- [Problem description] Report back every line below that carries the word "swift".

- [Material for this task]
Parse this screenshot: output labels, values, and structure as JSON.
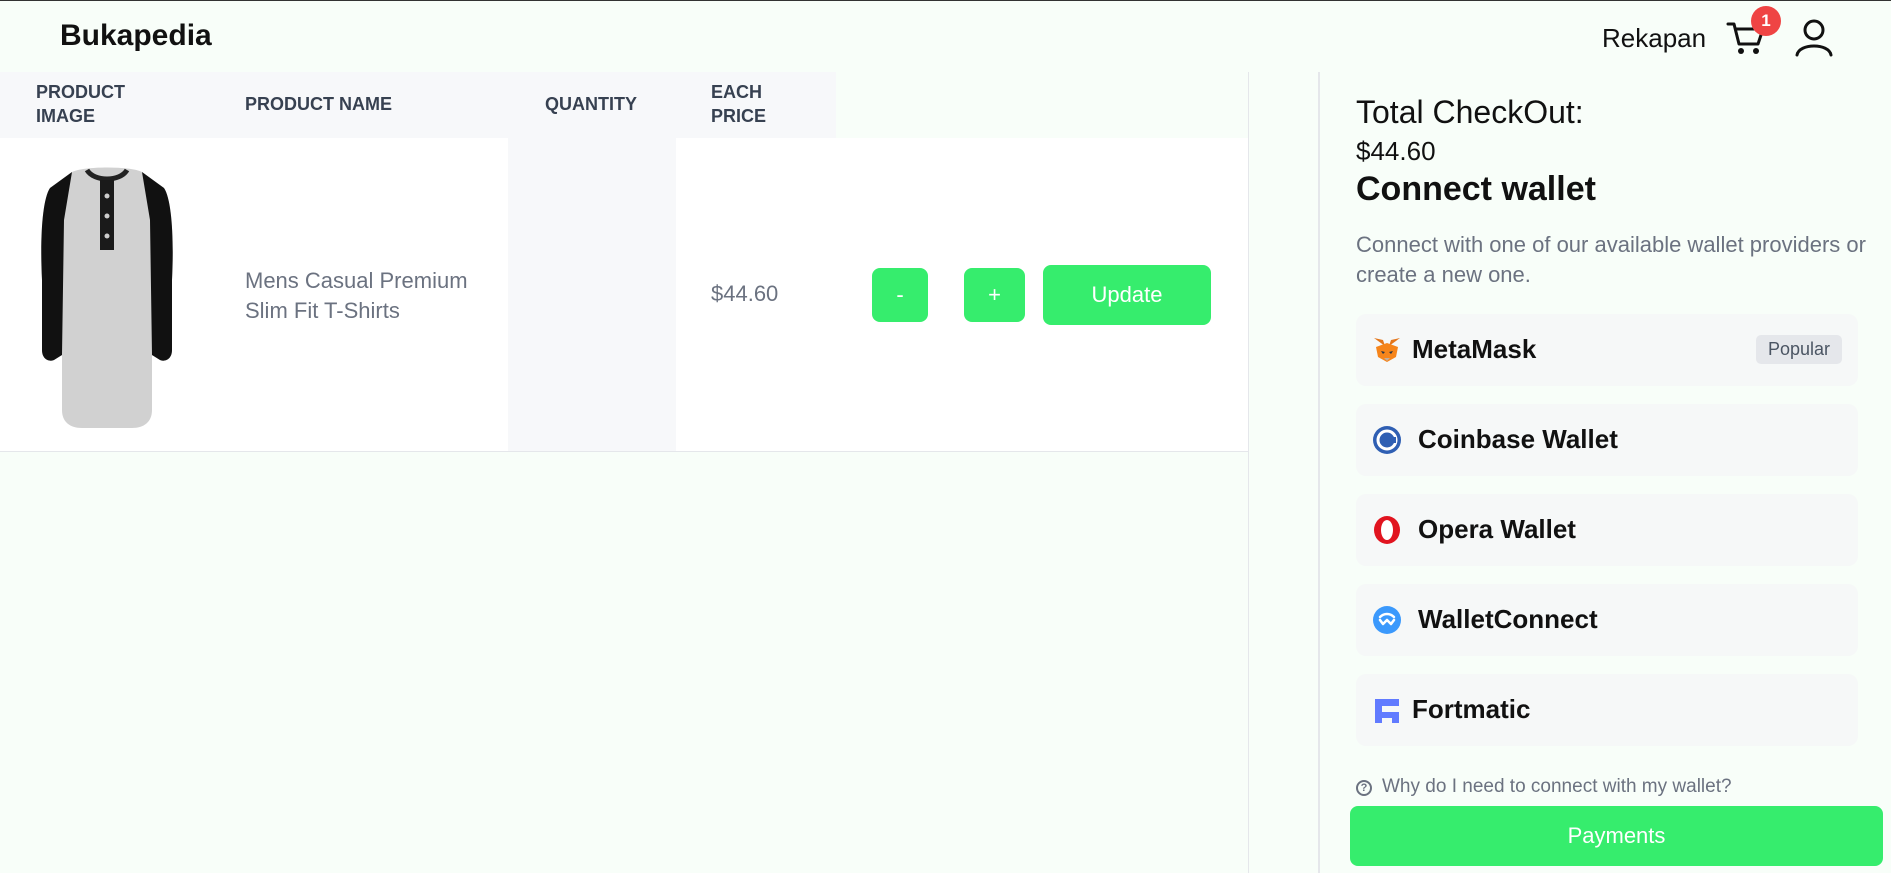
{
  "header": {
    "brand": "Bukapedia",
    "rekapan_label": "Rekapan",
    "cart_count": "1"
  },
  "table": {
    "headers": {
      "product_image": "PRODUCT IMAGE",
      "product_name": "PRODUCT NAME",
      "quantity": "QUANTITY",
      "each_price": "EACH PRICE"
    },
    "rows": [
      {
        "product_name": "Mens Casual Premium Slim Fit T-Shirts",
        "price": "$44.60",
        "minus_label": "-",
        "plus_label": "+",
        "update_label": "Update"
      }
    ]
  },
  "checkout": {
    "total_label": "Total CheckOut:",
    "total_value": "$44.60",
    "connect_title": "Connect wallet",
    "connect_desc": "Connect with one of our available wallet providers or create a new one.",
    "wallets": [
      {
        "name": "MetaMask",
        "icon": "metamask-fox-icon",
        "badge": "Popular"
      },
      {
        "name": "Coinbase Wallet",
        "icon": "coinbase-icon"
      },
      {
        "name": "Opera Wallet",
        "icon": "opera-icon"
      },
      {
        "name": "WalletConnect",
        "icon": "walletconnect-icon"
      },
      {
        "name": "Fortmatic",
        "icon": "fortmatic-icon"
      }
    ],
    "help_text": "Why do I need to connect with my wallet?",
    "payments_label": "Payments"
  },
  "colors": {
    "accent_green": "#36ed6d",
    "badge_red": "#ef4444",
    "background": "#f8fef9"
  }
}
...
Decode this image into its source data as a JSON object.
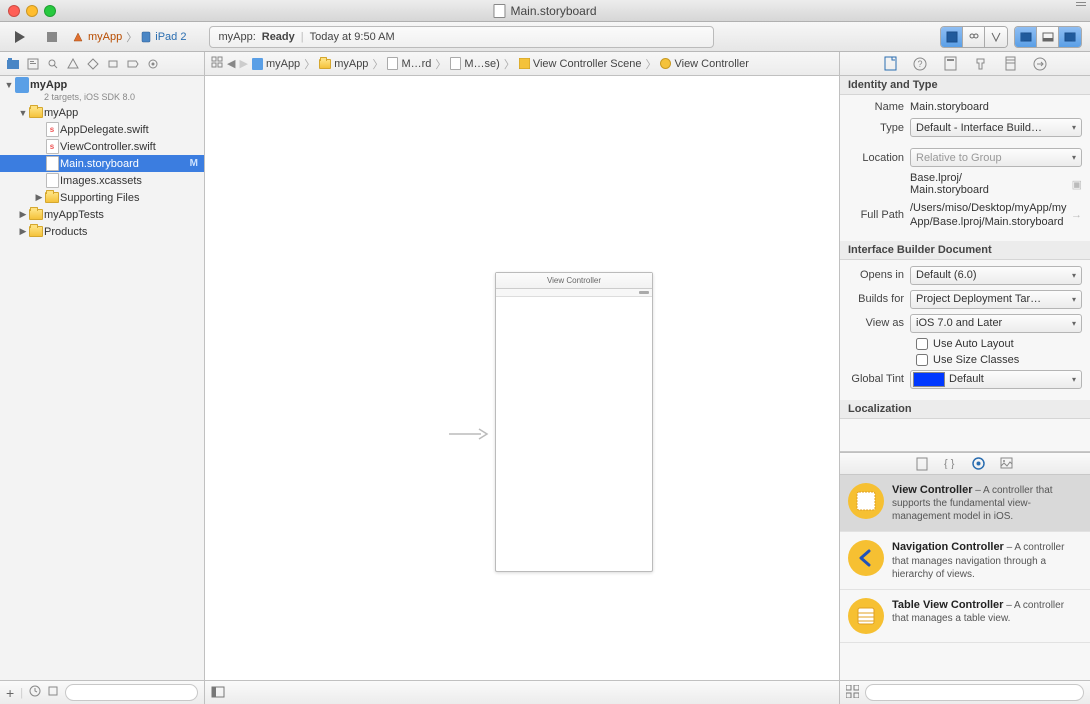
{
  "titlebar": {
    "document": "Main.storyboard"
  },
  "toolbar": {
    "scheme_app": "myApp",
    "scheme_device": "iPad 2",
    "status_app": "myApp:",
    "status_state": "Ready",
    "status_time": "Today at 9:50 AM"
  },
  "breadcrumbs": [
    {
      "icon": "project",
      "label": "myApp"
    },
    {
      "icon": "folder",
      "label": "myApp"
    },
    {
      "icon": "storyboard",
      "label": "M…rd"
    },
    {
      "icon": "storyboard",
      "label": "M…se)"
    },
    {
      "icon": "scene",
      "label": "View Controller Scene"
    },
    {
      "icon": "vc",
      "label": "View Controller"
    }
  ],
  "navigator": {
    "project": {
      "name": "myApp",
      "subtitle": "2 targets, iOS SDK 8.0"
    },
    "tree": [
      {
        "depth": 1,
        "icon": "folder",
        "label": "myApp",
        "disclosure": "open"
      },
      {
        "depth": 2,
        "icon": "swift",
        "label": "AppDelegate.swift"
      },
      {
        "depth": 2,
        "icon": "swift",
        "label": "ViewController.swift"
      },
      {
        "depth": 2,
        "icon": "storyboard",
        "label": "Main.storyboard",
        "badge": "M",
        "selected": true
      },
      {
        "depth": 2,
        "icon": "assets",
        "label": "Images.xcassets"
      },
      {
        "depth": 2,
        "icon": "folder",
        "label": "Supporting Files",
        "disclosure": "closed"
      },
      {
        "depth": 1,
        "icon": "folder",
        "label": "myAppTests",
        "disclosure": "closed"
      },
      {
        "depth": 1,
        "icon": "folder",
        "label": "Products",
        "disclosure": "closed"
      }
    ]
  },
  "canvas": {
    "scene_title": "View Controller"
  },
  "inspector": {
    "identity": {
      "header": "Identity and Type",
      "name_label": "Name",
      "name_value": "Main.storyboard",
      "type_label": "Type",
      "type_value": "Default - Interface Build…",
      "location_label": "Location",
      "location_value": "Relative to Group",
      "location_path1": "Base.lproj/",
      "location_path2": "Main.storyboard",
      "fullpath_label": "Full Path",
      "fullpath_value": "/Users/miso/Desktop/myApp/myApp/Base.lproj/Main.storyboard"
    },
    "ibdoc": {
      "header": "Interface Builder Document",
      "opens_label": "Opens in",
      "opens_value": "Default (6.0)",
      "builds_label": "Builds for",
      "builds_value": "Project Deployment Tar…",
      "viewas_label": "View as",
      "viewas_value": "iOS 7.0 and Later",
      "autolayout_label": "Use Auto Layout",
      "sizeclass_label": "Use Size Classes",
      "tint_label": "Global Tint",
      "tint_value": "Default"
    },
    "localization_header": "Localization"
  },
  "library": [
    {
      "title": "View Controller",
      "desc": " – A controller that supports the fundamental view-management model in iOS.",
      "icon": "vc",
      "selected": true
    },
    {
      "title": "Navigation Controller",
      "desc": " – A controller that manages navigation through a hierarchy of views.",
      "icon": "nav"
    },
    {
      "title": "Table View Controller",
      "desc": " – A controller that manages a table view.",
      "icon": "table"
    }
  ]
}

- [Answer box]
        "icon": "swift",
        "label": "AppDelegate.swift"
        "icon": "swift",
        "label": "ViewController.swift"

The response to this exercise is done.